Pictures should be left out when the listing below is repeated word for word.

** DATA UNDER STUDY follows **

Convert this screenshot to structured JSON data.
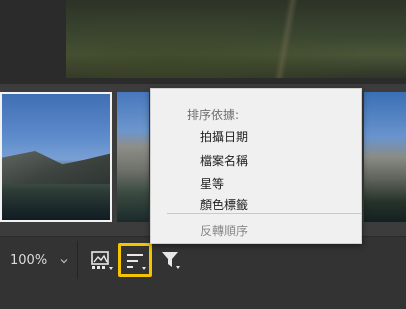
{
  "toolbar": {
    "zoom_value": "100%"
  },
  "icons": {
    "zoom_menu": "chevron-down-icon",
    "filter_view": "image-filter-icon",
    "sort": "sort-lines-icon",
    "filter": "funnel-icon"
  },
  "colors": {
    "highlight": "#f5c400",
    "menu_bg": "#f0f0f0"
  },
  "sort_menu": {
    "header": "排序依據:",
    "items": [
      "拍攝日期",
      "檔案名稱",
      "星等",
      "顏色標籤"
    ],
    "reverse": "反轉順序"
  }
}
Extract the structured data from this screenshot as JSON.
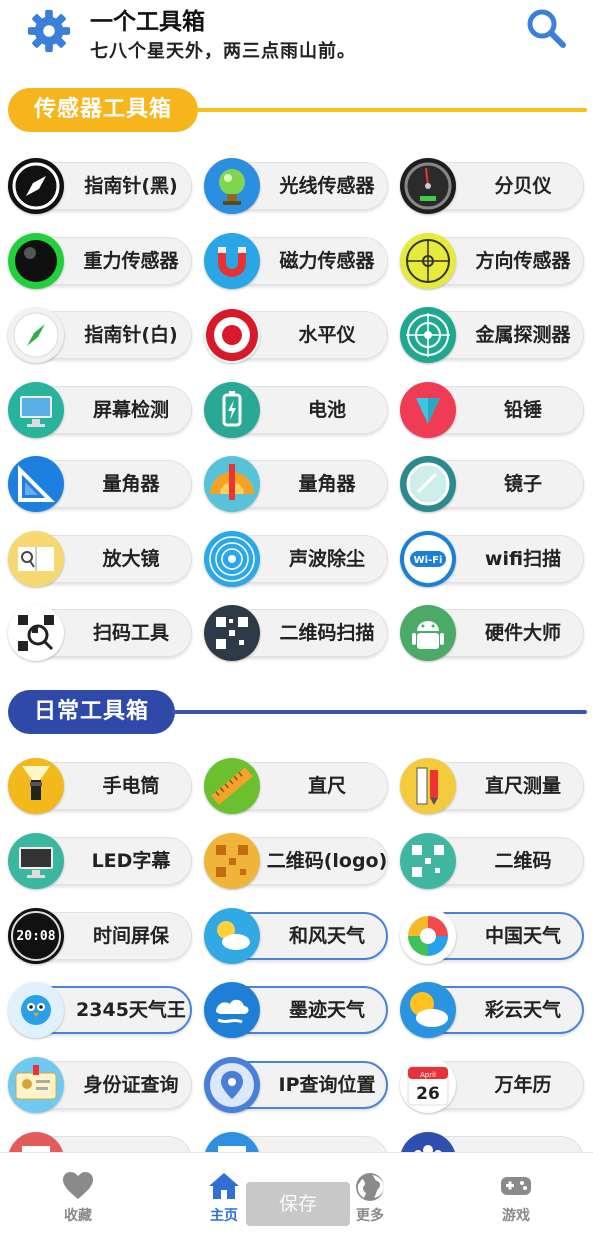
{
  "header": {
    "title": "一个工具箱",
    "subtitle": "七八个星天外，两三点雨山前。",
    "settings_icon": "gear-icon",
    "search_icon": "search-icon"
  },
  "colors": {
    "sensor_section": "#f7b51c",
    "daily_section": "#2e49a8",
    "accent_blue": "#2f6fd6"
  },
  "sections": {
    "sensor": {
      "title": "传感器工具箱"
    },
    "daily": {
      "title": "日常工具箱"
    }
  },
  "sensor_tools": [
    {
      "label": "指南针(黑)",
      "icon": "compass-black-icon"
    },
    {
      "label": "光线传感器",
      "icon": "light-bulb-icon"
    },
    {
      "label": "分贝仪",
      "icon": "gauge-icon"
    },
    {
      "label": "重力传感器",
      "icon": "ball-icon"
    },
    {
      "label": "磁力传感器",
      "icon": "magnet-icon"
    },
    {
      "label": "方向传感器",
      "icon": "direction-level-icon"
    },
    {
      "label": "指南针(白)",
      "icon": "compass-white-icon"
    },
    {
      "label": "水平仪",
      "icon": "target-icon"
    },
    {
      "label": "金属探测器",
      "icon": "radar-icon"
    },
    {
      "label": "屏幕检测",
      "icon": "monitor-icon"
    },
    {
      "label": "电池",
      "icon": "battery-icon"
    },
    {
      "label": "铅锤",
      "icon": "plumb-icon"
    },
    {
      "label": "量角器",
      "icon": "set-square-icon"
    },
    {
      "label": "量角器",
      "icon": "protractor-icon"
    },
    {
      "label": "镜子",
      "icon": "mirror-icon"
    },
    {
      "label": "放大镜",
      "icon": "magnifier-book-icon"
    },
    {
      "label": "声波除尘",
      "icon": "sound-wave-icon"
    },
    {
      "label": "wifi扫描",
      "icon": "wifi-icon"
    },
    {
      "label": "扫码工具",
      "icon": "qr-scan-icon"
    },
    {
      "label": "二维码扫描",
      "icon": "qr-code-icon"
    },
    {
      "label": "硬件大师",
      "icon": "android-icon"
    }
  ],
  "daily_tools": [
    {
      "label": "手电筒",
      "icon": "flashlight-icon"
    },
    {
      "label": "直尺",
      "icon": "ruler-icon"
    },
    {
      "label": "直尺测量",
      "icon": "ruler-pencil-icon"
    },
    {
      "label": "LED字幕",
      "icon": "led-screen-icon"
    },
    {
      "label": "二维码(logo)",
      "icon": "qr-logo-icon"
    },
    {
      "label": "二维码",
      "icon": "qr-icon"
    },
    {
      "label": "时间屏保",
      "icon": "digital-clock-icon"
    },
    {
      "label": "和风天气",
      "icon": "sun-cloud-icon"
    },
    {
      "label": "中国天气",
      "icon": "swirl-icon"
    },
    {
      "label": "2345天气王",
      "icon": "bird-icon"
    },
    {
      "label": "墨迹天气",
      "icon": "cloud-wind-icon"
    },
    {
      "label": "彩云天气",
      "icon": "cloud-sun-icon"
    },
    {
      "label": "身份证查询",
      "icon": "id-card-icon"
    },
    {
      "label": "IP查询位置",
      "icon": "location-pin-icon"
    },
    {
      "label": "万年历",
      "icon": "calendar-icon"
    },
    {
      "label": "",
      "icon": "partial-icon-1"
    },
    {
      "label": "",
      "icon": "partial-icon-2"
    },
    {
      "label": "",
      "icon": "partial-icon-3"
    }
  ],
  "calendar_day": "26",
  "calendar_month": "April",
  "clock_text": "20:08",
  "bottom_nav": {
    "favorites": {
      "label": "收藏",
      "icon": "heart-icon"
    },
    "home": {
      "label": "主页",
      "icon": "home-icon"
    },
    "more": {
      "label": "更多",
      "icon": "globe-icon"
    },
    "games": {
      "label": "游戏",
      "icon": "gamepad-icon"
    },
    "save_button": "保存"
  }
}
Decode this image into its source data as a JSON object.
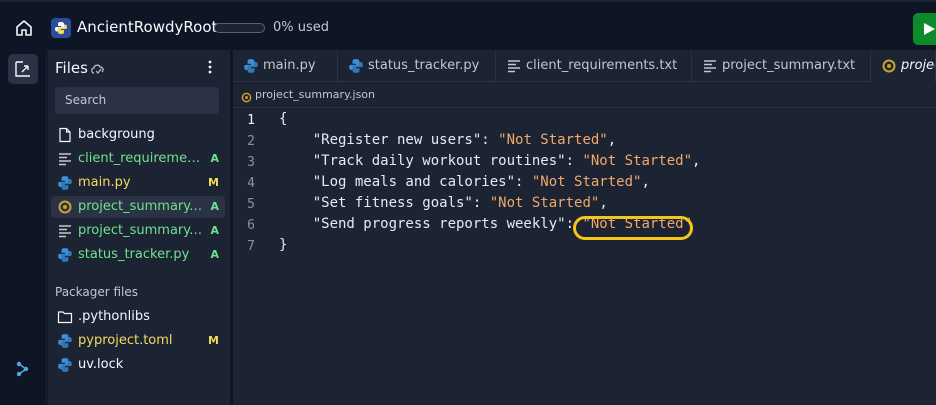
{
  "header": {
    "app_title": "AncientRowdyRoot",
    "usage_label": "0% used",
    "usage_fraction": 0
  },
  "files_panel": {
    "title": "Files",
    "search_placeholder": "Search",
    "items": [
      {
        "name": "backgroung",
        "icon": "file-icon",
        "status": "",
        "color": "white"
      },
      {
        "name": "client_requirements.txt",
        "icon": "text-file-icon",
        "status": "A",
        "color": "green"
      },
      {
        "name": "main.py",
        "icon": "python-icon",
        "status": "M",
        "color": "yellow"
      },
      {
        "name": "project_summary.json",
        "icon": "json-icon",
        "status": "A",
        "color": "green"
      },
      {
        "name": "project_summary.txt",
        "icon": "text-file-icon",
        "status": "A",
        "color": "green"
      },
      {
        "name": "status_tracker.py",
        "icon": "python-icon",
        "status": "A",
        "color": "green"
      }
    ],
    "packager_title": "Packager files",
    "packager_items": [
      {
        "name": ".pythonlibs",
        "icon": "folder-icon",
        "status": "",
        "color": "white"
      },
      {
        "name": "pyproject.toml",
        "icon": "python-icon",
        "status": "M",
        "color": "yellow"
      },
      {
        "name": "uv.lock",
        "icon": "python-icon",
        "status": "",
        "color": "white"
      }
    ]
  },
  "tabs": [
    {
      "label": "main.py",
      "icon": "python-icon"
    },
    {
      "label": "status_tracker.py",
      "icon": "python-icon"
    },
    {
      "label": "client_requirements.txt",
      "icon": "text-file-icon"
    },
    {
      "label": "project_summary.txt",
      "icon": "text-file-icon"
    },
    {
      "label": "project_summary.json",
      "icon": "json-icon",
      "active": true
    }
  ],
  "breadcrumb": "project_summary.json",
  "code": {
    "current_line": 1,
    "line_numbers": [
      "1",
      "2",
      "3",
      "4",
      "5",
      "6",
      "7"
    ],
    "open_brace": "{",
    "close_brace": "}",
    "entries": [
      {
        "key": "\"Register new users\"",
        "value": "\"Not Started\"",
        "sep": ": ",
        "end": ","
      },
      {
        "key": "\"Track daily workout routines\"",
        "value": "\"Not Started\"",
        "sep": ": ",
        "end": ","
      },
      {
        "key": "\"Log meals and calories\"",
        "value": "\"Not Started\"",
        "sep": ": ",
        "end": ","
      },
      {
        "key": "\"Set fitness goals\"",
        "value": "\"Not Started\"",
        "sep": ": ",
        "end": ","
      },
      {
        "key": "\"Send progress reports weekly\"",
        "value": "\"Not Started\"",
        "sep": ": ",
        "end": ""
      }
    ]
  },
  "colors": {
    "background": "#0e1525",
    "panel": "#1c2333",
    "accent_green": "#6ee38e",
    "accent_yellow": "#f5d85c",
    "string_value": "#f2a869",
    "highlight_circle": "#f5c518",
    "run_button": "#0f8a2a"
  }
}
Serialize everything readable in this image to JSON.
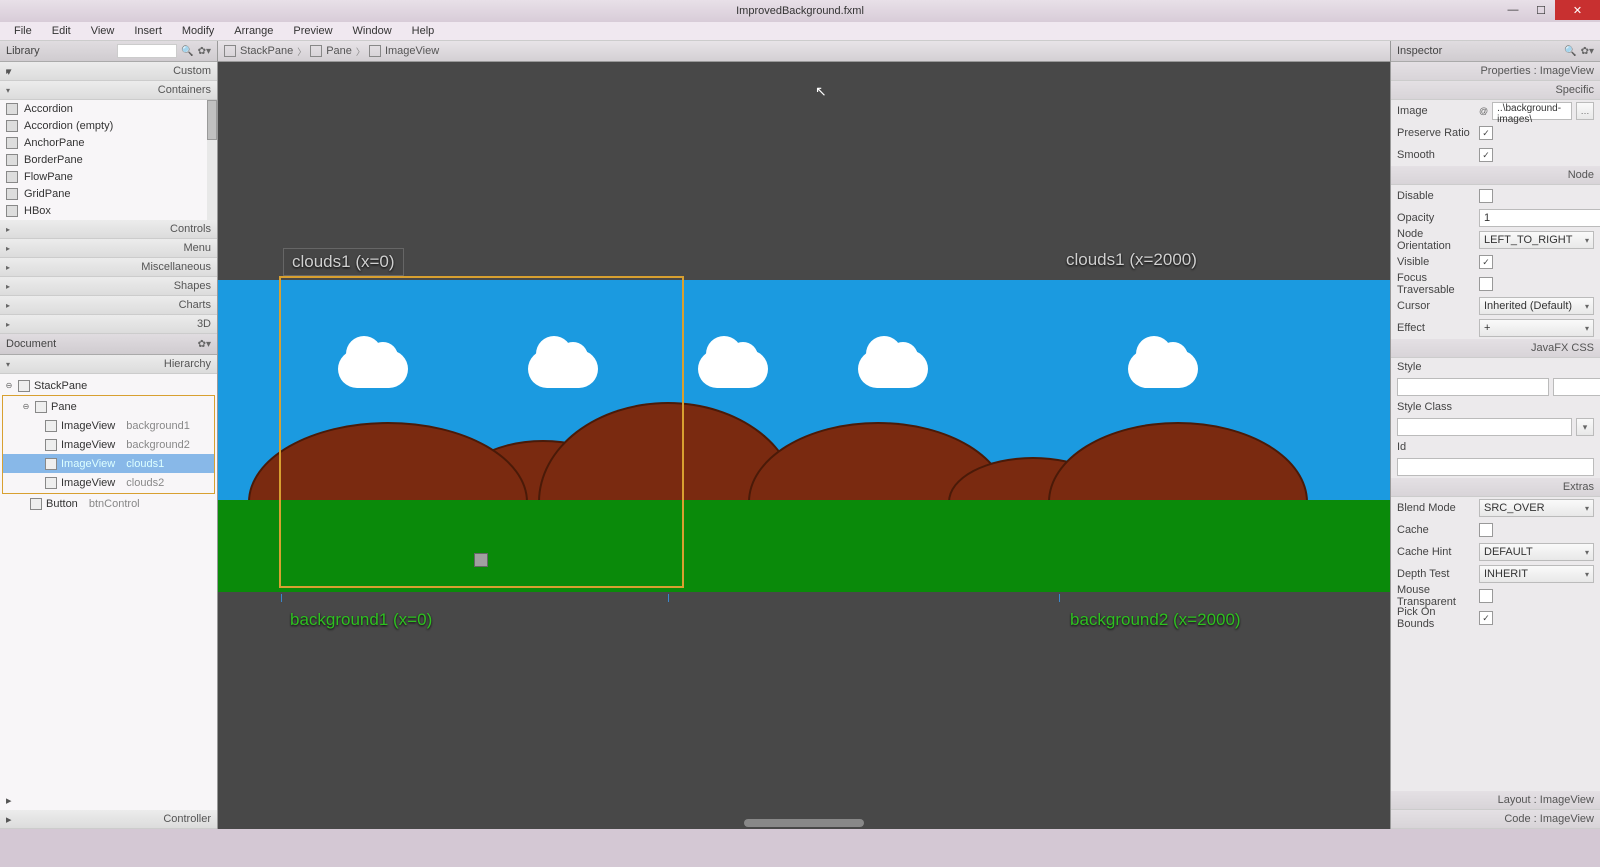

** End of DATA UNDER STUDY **

● WRITTEN SOLUTION:
Convert this screenshot to structured JSON data.
{
  "toolbar": {
    "zoom_value": "100%"
  },
  "icons": {
    "zoom_menu": "chevron-down-icon",
    "filter_view": "image-filter-icon",
    "sort": "sort-lines-icon",
    "filter": "funnel-icon"
  },
  "colors": {
    "highlight": "#f5c400",
    "menu_bg": "#f0f0f0"
  },
  "sort_menu": {
    "header": "排序依據:",
    "items": [
      "拍攝日期",
      "檔案名稱",
      "星等",
      "顏色標籤"
    ],
    "reverse": "反轉順序"
  }
}
Extract the structured data from this screenshot as JSON.
{
  "header": {
    "title": "一个工具箱",
    "subtitle": "七八个星天外，两三点雨山前。",
    "settings_icon": "gear-icon",
    "search_icon": "search-icon"
  },
  "colors": {
    "sensor_section": "#f7b51c",
    "daily_section": "#2e49a8",
    "accent_blue": "#2f6fd6"
  },
  "sections": {
    "sensor": {
      "title": "传感器工具箱"
    },
    "daily": {
      "title": "日常工具箱"
    }
  },
  "sensor_tools": [
    {
      "label": "指南针(黑)",
      "icon": "compass-black-icon"
    },
    {
      "label": "光线传感器",
      "icon": "light-bulb-icon"
    },
    {
      "label": "分贝仪",
      "icon": "gauge-icon"
    },
    {
      "label": "重力传感器",
      "icon": "ball-icon"
    },
    {
      "label": "磁力传感器",
      "icon": "magnet-icon"
    },
    {
      "label": "方向传感器",
      "icon": "direction-level-icon"
    },
    {
      "label": "指南针(白)",
      "icon": "compass-white-icon"
    },
    {
      "label": "水平仪",
      "icon": "target-icon"
    },
    {
      "label": "金属探测器",
      "icon": "radar-icon"
    },
    {
      "label": "屏幕检测",
      "icon": "monitor-icon"
    },
    {
      "label": "电池",
      "icon": "battery-icon"
    },
    {
      "label": "铅锤",
      "icon": "plumb-icon"
    },
    {
      "label": "量角器",
      "icon": "set-square-icon"
    },
    {
      "label": "量角器",
      "icon": "protractor-icon"
    },
    {
      "label": "镜子",
      "icon": "mirror-icon"
    },
    {
      "label": "放大镜",
      "icon": "magnifier-book-icon"
    },
    {
      "label": "声波除尘",
      "icon": "sound-wave-icon"
    },
    {
      "label": "wifi扫描",
      "icon": "wifi-icon"
    },
    {
      "label": "扫码工具",
      "icon": "qr-scan-icon"
    },
    {
      "label": "二维码扫描",
      "icon": "qr-code-icon"
    },
    {
      "label": "硬件大师",
      "icon": "android-icon"
    }
  ],
  "daily_tools": [
    {
      "label": "手电筒",
      "icon": "flashlight-icon"
    },
    {
      "label": "直尺",
      "icon": "ruler-icon"
    },
    {
      "label": "直尺测量",
      "icon": "ruler-pencil-icon"
    },
    {
      "label": "LED字幕",
      "icon": "led-screen-icon"
    },
    {
      "label": "二维码(logo)",
      "icon": "qr-logo-icon"
    },
    {
      "label": "二维码",
      "icon": "qr-icon"
    },
    {
      "label": "时间屏保",
      "icon": "digital-clock-icon"
    },
    {
      "label": "和风天气",
      "icon": "sun-cloud-icon"
    },
    {
      "label": "中国天气",
      "icon": "swirl-icon"
    },
    {
      "label": "2345天气王",
      "icon": "bird-icon"
    },
    {
      "label": "墨迹天气",
      "icon": "cloud-wind-icon"
    },
    {
      "label": "彩云天气",
      "icon": "cloud-sun-icon"
    },
    {
      "label": "身份证查询",
      "icon": "id-card-icon"
    },
    {
      "label": "IP查询位置",
      "icon": "location-pin-icon"
    },
    {
      "label": "万年历",
      "icon": "calendar-icon"
    },
    {
      "label": "",
      "icon": "partial-icon-1"
    },
    {
      "label": "",
      "icon": "partial-icon-2"
    },
    {
      "label": "",
      "icon": "partial-icon-3"
    }
  ],
  "calendar_day": "26",
  "calendar_month": "April",
  "clock_text": "20:08",
  "bottom_nav": {
    "favorites": {
      "label": "收藏",
      "icon": "heart-icon"
    },
    "home": {
      "label": "主页",
      "icon": "home-icon"
    },
    "more": {
      "label": "更多",
      "icon": "globe-icon"
    },
    "games": {
      "label": "游戏",
      "icon": "gamepad-icon"
    },
    "save_button": "保存"
  }
}
Decode this image into its source data as a JSON object.
{
  "header": {
    "app_title": "AncientRowdyRoot",
    "usage_label": "0% used",
    "usage_fraction": 0
  },
  "files_panel": {
    "title": "Files",
    "search_placeholder": "Search",
    "items": [
      {
        "name": "backgroung",
        "icon": "file-icon",
        "status": "",
        "color": "white"
      },
      {
        "name": "client_requirements.txt",
        "icon": "text-file-icon",
        "status": "A",
        "color": "green"
      },
      {
        "name": "main.py",
        "icon": "python-icon",
        "status": "M",
        "color": "yellow"
      },
      {
        "name": "project_summary.json",
        "icon": "json-icon",
        "status": "A",
        "color": "green"
      },
      {
        "name": "project_summary.txt",
        "icon": "text-file-icon",
        "status": "A",
        "color": "green"
      },
      {
        "name": "status_tracker.py",
        "icon": "python-icon",
        "status": "A",
        "color": "green"
      }
    ],
    "packager_title": "Packager files",
    "packager_items": [
      {
        "name": ".pythonlibs",
        "icon": "folder-icon",
        "status": "",
        "color": "white"
      },
      {
        "name": "pyproject.toml",
        "icon": "python-icon",
        "status": "M",
        "color": "yellow"
      },
      {
        "name": "uv.lock",
        "icon": "python-icon",
        "status": "",
        "color": "white"
      }
    ]
  },
  "tabs": [
    {
      "label": "main.py",
      "icon": "python-icon"
    },
    {
      "label": "status_tracker.py",
      "icon": "python-icon"
    },
    {
      "label": "client_requirements.txt",
      "icon": "text-file-icon"
    },
    {
      "label": "project_summary.txt",
      "icon": "text-file-icon"
    },
    {
      "label": "project_summary.json",
      "icon": "json-icon",
      "active": true
    }
  ],
  "breadcrumb": "project_summary.json",
  "code": {
    "current_line": 1,
    "line_numbers": [
      "1",
      "2",
      "3",
      "4",
      "5",
      "6",
      "7"
    ],
    "open_brace": "{",
    "close_brace": "}",
    "entries": [
      {
        "key": "\"Register new users\"",
        "value": "\"Not Started\"",
        "sep": ": ",
        "end": ","
      },
      {
        "key": "\"Track daily workout routines\"",
        "value": "\"Not Started\"",
        "sep": ": ",
        "end": ","
      },
      {
        "key": "\"Log meals and calories\"",
        "value": "\"Not Started\"",
        "sep": ": ",
        "end": ","
      },
      {
        "key": "\"Set fitness goals\"",
        "value": "\"Not Started\"",
        "sep": ": ",
        "end": ","
      },
      {
        "key": "\"Send progress reports weekly\"",
        "value": "\"Not Started\"",
        "sep": ": ",
        "end": ""
      }
    ]
  },
  "colors": {
    "background": "#0e1525",
    "panel": "#1c2333",
    "accent_green": "#6ee38e",
    "accent_yellow": "#f5d85c",
    "string_value": "#f2a869",
    "highlight_circle": "#f5c518",
    "run_button": "#0f8a2a"
  }
}
Serialize everything readable in this image to JSON.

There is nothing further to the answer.